Copyright © 2012 A. Torres-Islas et al. This is an open access article distributed under the Creative Commons Attribution License, which permits unrestricted use, distribution, and reproduction in any medium, provided the original work is properly cited.

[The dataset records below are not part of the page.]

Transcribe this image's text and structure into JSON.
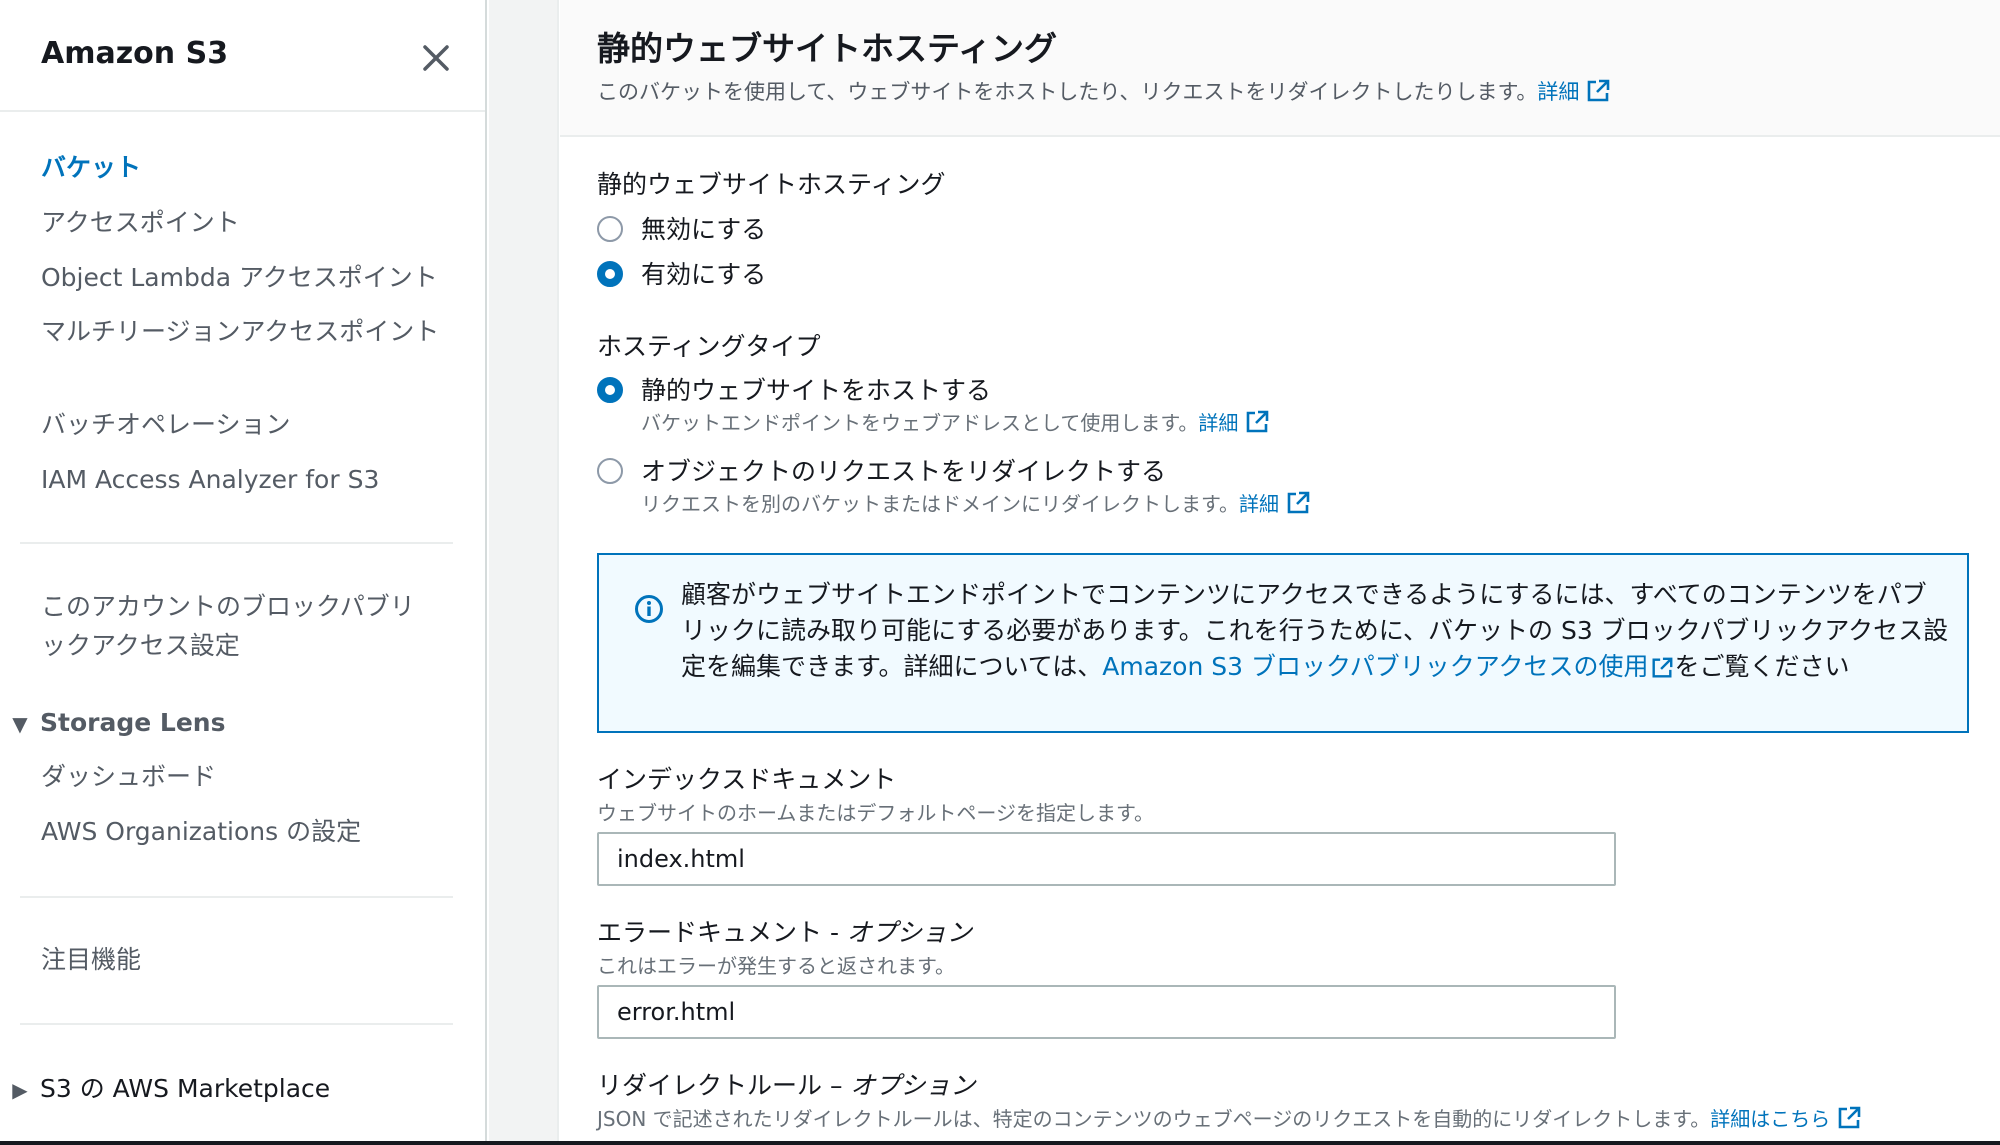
{
  "sidebar": {
    "title": "Amazon S3",
    "items": [
      {
        "label": "バケット",
        "active": true
      },
      {
        "label": "アクセスポイント"
      },
      {
        "label": "Object Lambda アクセスポイント"
      },
      {
        "label": "マルチリージョンアクセスポイント"
      },
      {
        "label": "バッチオペレーション"
      },
      {
        "label": "IAM Access Analyzer for S3"
      }
    ],
    "block_public_access": "このアカウントのブロックパブリックアクセス設定",
    "storage_lens": {
      "label": "Storage Lens",
      "items": [
        {
          "label": "ダッシュボード"
        },
        {
          "label": "AWS Organizations の設定"
        }
      ]
    },
    "featured": "注目機能",
    "marketplace": "S3 の AWS Marketplace"
  },
  "panel": {
    "title": "静的ウェブサイトホスティング",
    "description": "このバケットを使用して、ウェブサイトをホストしたり、リクエストをリダイレクトしたりします。",
    "detail_link": "詳細"
  },
  "hosting": {
    "label": "静的ウェブサイトホスティング",
    "options": [
      {
        "label": "無効にする",
        "selected": false
      },
      {
        "label": "有効にする",
        "selected": true
      }
    ]
  },
  "hosting_type": {
    "label": "ホスティングタイプ",
    "options": [
      {
        "label": "静的ウェブサイトをホストする",
        "description": "バケットエンドポイントをウェブアドレスとして使用します。",
        "link": "詳細",
        "selected": true
      },
      {
        "label": "オブジェクトのリクエストをリダイレクトする",
        "description": "リクエストを別のバケットまたはドメインにリダイレクトします。",
        "link": "詳細",
        "selected": false
      }
    ]
  },
  "info_box": {
    "text_before": "顧客がウェブサイトエンドポイントでコンテンツにアクセスできるようにするには、すべてのコンテンツをパブリックに読み取り可能にする必要があります。これを行うために、バケットの S3 ブロックパブリックアクセス設定を編集できます。詳細については、",
    "link": "Amazon S3 ブロックパブリックアクセスの使用",
    "text_after": "をご覧ください"
  },
  "index_document": {
    "label": "インデックスドキュメント",
    "description": "ウェブサイトのホームまたはデフォルトページを指定します。",
    "value": "index.html"
  },
  "error_document": {
    "label": "エラードキュメント - ",
    "optional": "オプション",
    "description": "これはエラーが発生すると返されます。",
    "value": "error.html"
  },
  "redirect_rules": {
    "label": "リダイレクトルール – ",
    "optional": "オプション",
    "description": "JSON で記述されたリダイレクトルールは、特定のコンテンツのウェブページのリクエストを自動的にリダイレクトします。",
    "link": "詳細はこちら"
  },
  "colors": {
    "accent": "#0073bb",
    "info_bg": "#f1faff",
    "text": "#16191f",
    "muted": "#687078"
  }
}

The corrosion behavior of the Fe40Al60 nanostructured intermetallic composition was studied using electrochemical impedance spectroscopy (EIS) and linear polarization resistance (LPR) techniques with an innovative electrochemical cell arrangement. The Fe40Al60 (% at) intermetallic composition was obtained by mechanical alloying using elemental powders of Fe (99.99%) and Al (99.99%). All electrochemical testing was carried out in Fe40Al60 particles that were in water with different pH values. Temperature and test time were also varied. The experimental data was analyzed as an indicator of the monitoring of the particle corrosion current density . Different oxide types that were formed at surface particle were found. These oxides promote two types of surface corrosion mechanisms: (i) diffusion and (ii) charge transfer mechanisms, which are a function of behavior of the solution, pH, temperature, and test time. The intermetallic was characterized before and after each test by transmission electron microscopy. Furthermore, the results show that at the surface particles uniform corrosion takes place. These results confirm that it is possible to sense the nanoparticle corrosion behavior by EIS and LPR conventional electrochemical techniques.